Women who take paracetamol while pregnant are more likely to give birth to children who have autism or ADHD, according to a major international study.
Health data on more than 70,000 children in six European countries including the UK was analysed by a team from the University of Barcelona.
Fifty-six per cent of the mothers who had children on the autism spectrum or with ADHD took paracetamol while pregnant, the researchers discovered.
Paracetamol is the most common drug taken by pregnant women for pain relief, with about 65 per cent saying they used it during their pregnancy.
This study didn’t explore the exact cause, but previous studies have shown the drug can enter the body of the baby and release toxins that have been linked to poorer cognitive performance and behaviour problems in children.
The researchers say that mums-to-be shouldn’t stop taking the drug if they are in pain, but that it should only be used ‘when necessary’ to minimise risk.
Prof Jordi Sunyer, study co-author, told MailOnline: ‘Paracetamol is the safest anti-inflammatory medication for prenatal life. But, even paracetamol has shown side effects. So, just get it if required.’
Women who take paracetamol while pregnant are more likely to give birth to children who have autism or ADHD, according to a major international study
WHAT IS ADHD?
Attention Deficit Hyperactivity Disorder (ADHD) is a behavioural condition defined by inattentiveness, hyperactivity and impulsiveness.
It affects around five per cent of children in the US. Some 3.6 per cent of boys and 0.85 per cent of girls suffer in the UK.
Symptoms typically appear at an early age and become more noticeable as a child grows. These can also include:
- Constant fidgeting
- Poor concentration
- Excessive movement or talking
- Acting without thinking
- Little or no sense of danger

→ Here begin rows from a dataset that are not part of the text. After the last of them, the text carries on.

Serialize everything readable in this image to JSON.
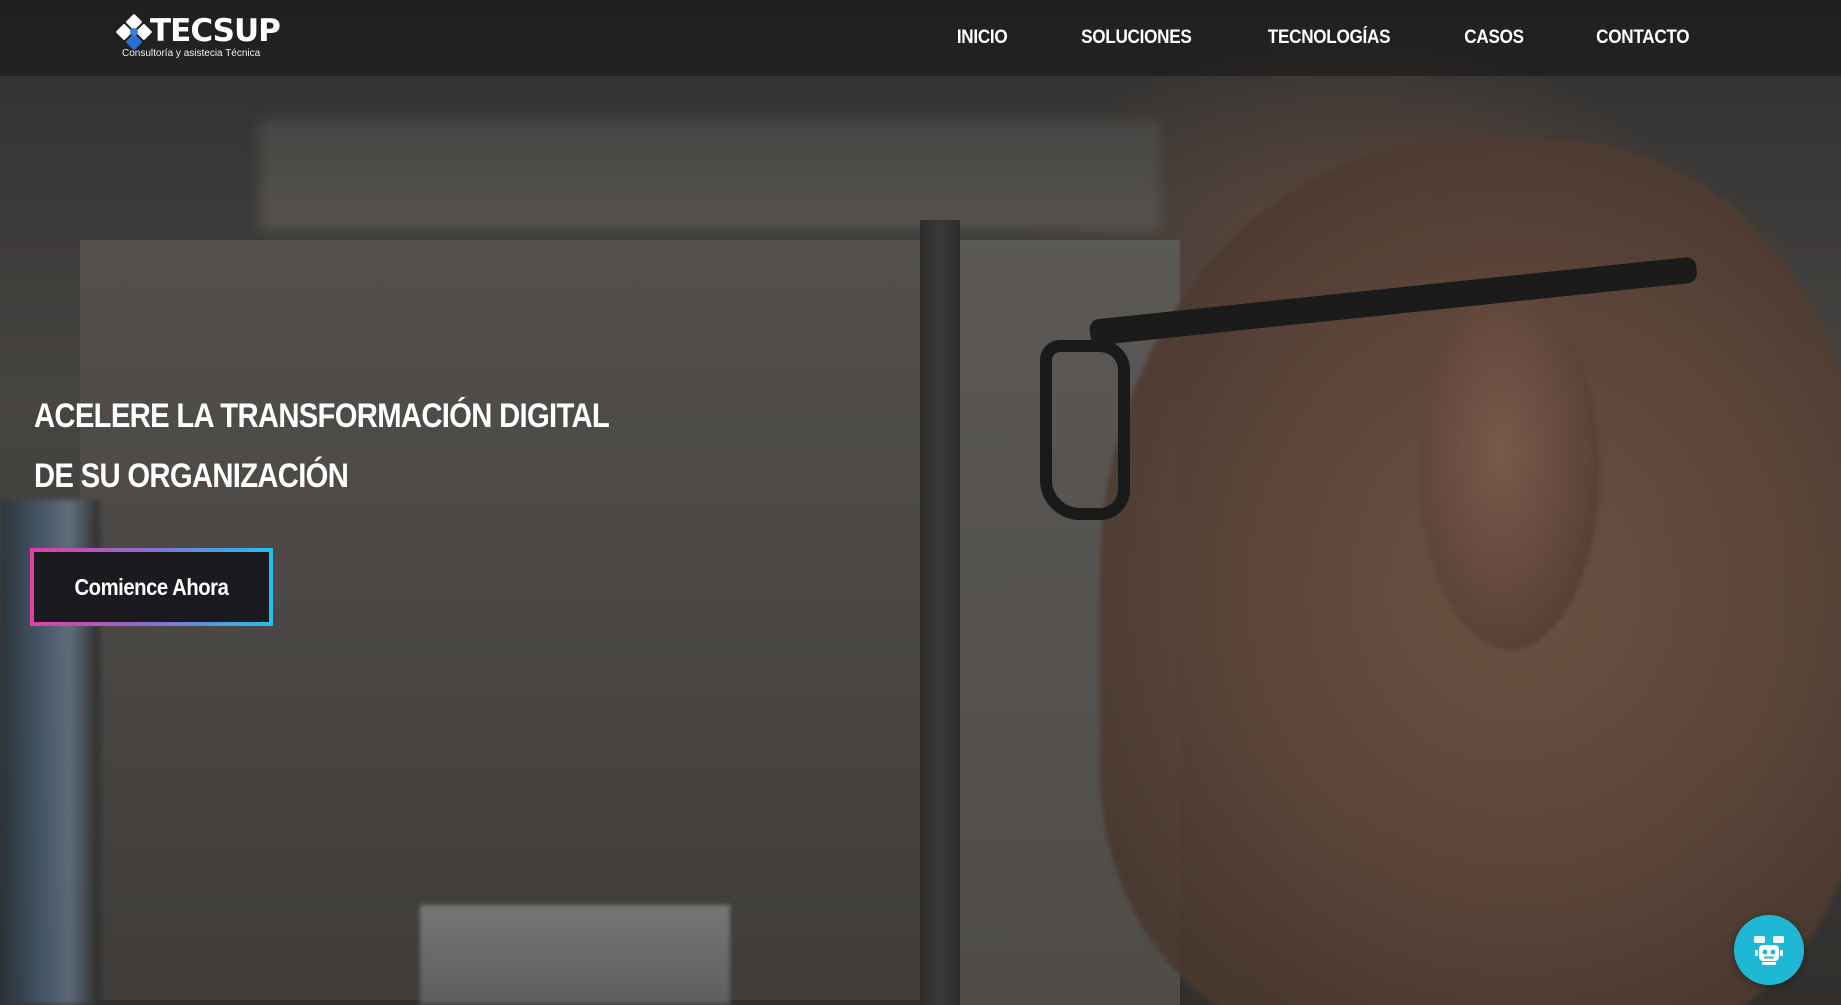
{
  "brand": {
    "name": "TECSUP",
    "tagline": "Consultoría y asistecia Técnica",
    "logo_icon": "diamond-grid-logo-icon"
  },
  "nav": {
    "items": [
      {
        "label": "INICIO"
      },
      {
        "label": "SOLUCIONES"
      },
      {
        "label": "TECNOLOGÍAS"
      },
      {
        "label": "CASOS"
      },
      {
        "label": "CONTACTO"
      }
    ]
  },
  "hero": {
    "headline_line1": "ACELERE LA TRANSFORMACIÓN DIGITAL",
    "headline_line2": "DE SU ORGANIZACIÓN",
    "cta_label": "Comience Ahora",
    "background": "photo of man with glasses at office desk"
  },
  "chatbot": {
    "icon": "robot-icon"
  },
  "colors": {
    "header_bg": "#141414",
    "cta_bg": "#1b1b1f",
    "cta_border_start": "#e040a0",
    "cta_border_end": "#1fc3e8",
    "chatbot_bg": "#1fb8d4",
    "text": "#ffffff"
  }
}
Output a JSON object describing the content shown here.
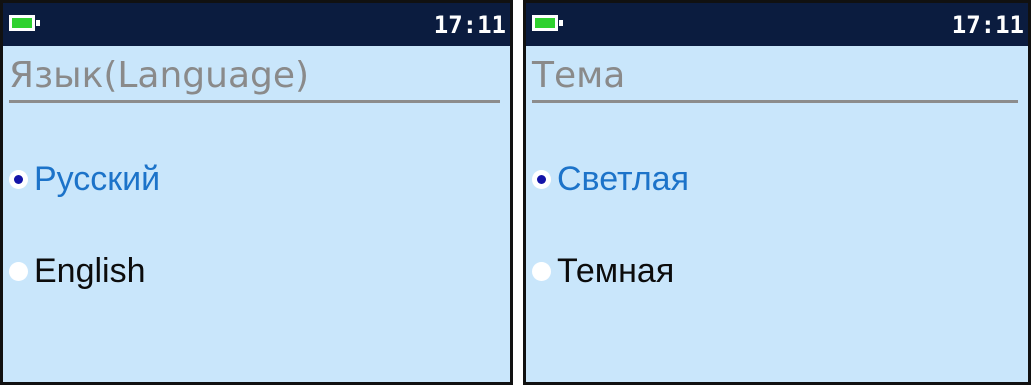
{
  "screens": [
    {
      "status": {
        "time": "17:11",
        "battery_level": 1.0
      },
      "title": "Язык(Language)",
      "options": [
        {
          "label": "Русский",
          "selected": true
        },
        {
          "label": "English",
          "selected": false
        }
      ]
    },
    {
      "status": {
        "time": "17:11",
        "battery_level": 1.0
      },
      "title": "Тема",
      "options": [
        {
          "label": "Светлая",
          "selected": true
        },
        {
          "label": "Темная",
          "selected": false
        }
      ]
    }
  ],
  "colors": {
    "screen_background": "#c9e6fb",
    "statusbar_background": "#0b1c3f",
    "battery_fill": "#2fd12f",
    "selected_text": "#1c73c9",
    "unselected_text": "#0c0c0c",
    "radio_dot": "#1414a8",
    "title_text": "#8a8a8a"
  }
}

- Careless mistakes
- Difficulty organising tasks
- Inability to listen or carry out instructions
Source: NHS Choices
This new study found children whose mums took the pain relief were 19 per cent more likely to be autistic and 21 per cent more likely to develop ADHD symptoms.
The study, which also included data sourced from Denmark, the Netherlands, Italy, Greece and Spain, backs findings from previous research.
Earlier studies have shown that paracetamol can cross the placental barrier and can remain in an infant’s circulation for a long duration.
Other studies have revealed that remaining in the circulation of the infant is linked to poorer cognitive performance and behavioural problems when they are older.
In adults with normal liver function, around five per cent of paracetamol is processed into a highly toxic metabolite that in extremes could cause liver damage.
But due to the foetus’ limited ability to process the toxin, it remains for a longer duration resulting in increased in utero exposure.
Dr Sílvia Alemany, a postdoctoral researcher at the University of Barcelona, said: ‘We also found that prenatal exposure to paracetamol affects boys and girls in a similar way, as we observed practically no differences.’
Dr Sunyer said that considering all the evidence linking paracetamol to neurological disorders, the drug shouldn’t be stopped in pregnancy, but should only give given ‘when necessary.’
At some point during pregnancy, an estimated 46-56 per cent of pregnant women in developed countries use paracetamol, which is considered the safest analgesic for pregnant women and children.
However, mounting evidence has linked prenatal paracetamol exposure to poorer cognitive performance, more behavioural problems, and ASC and ADHD symptoms.
Those previous studies have been criticised for the the fact they don’t include people from a broad enough range of backgrounds and locations.
That is why the new study included extensive information from multiple longitudinal studies carried out on pregnant women throughout Europe.
Health data on more than 70,000 children in six European countries including the UK was analysed by a team from the University of Barcelona
“The sample is large,” said Alemany, adding ‘we also used the same criteria for all of the cohorts, thereby reducing the heterogeneity of criteria that has hampered previous studies.’
A study in 2007 found that 84 per cent of children had been given paracetamol by the age of six months.
The study also looked at the use of paracetamol during childhood and found no increased risk of autism and ADHD symptoms.
Nevertheless, the research team concluded that further studies are needed.
The study was published in the European Journal of Epidemiology.
THE SIGNS AND SYMPTOMS OF AUTISM
According to the Centers for Disease Control and Prevention, people with autism have trouble with social, emotional and communication skills that usually develop before the age of three and last throughout a person’s life.
Specific signs of autism include:
- Reactions to smell, taste, look, feel or sound are unusual
- Difficulty adapting to changes in routine
- Unable to repeat or echo what is said to them
- Difficulty expressing desires using words or motions
- Unable to discuss their own feelings or other people’s
- Difficulty with acts of affection like hugging
- Prefer to be alone and avoid eye contact
- Difficulty relating to other people
- Unable to point at objects or look at objects when others point to them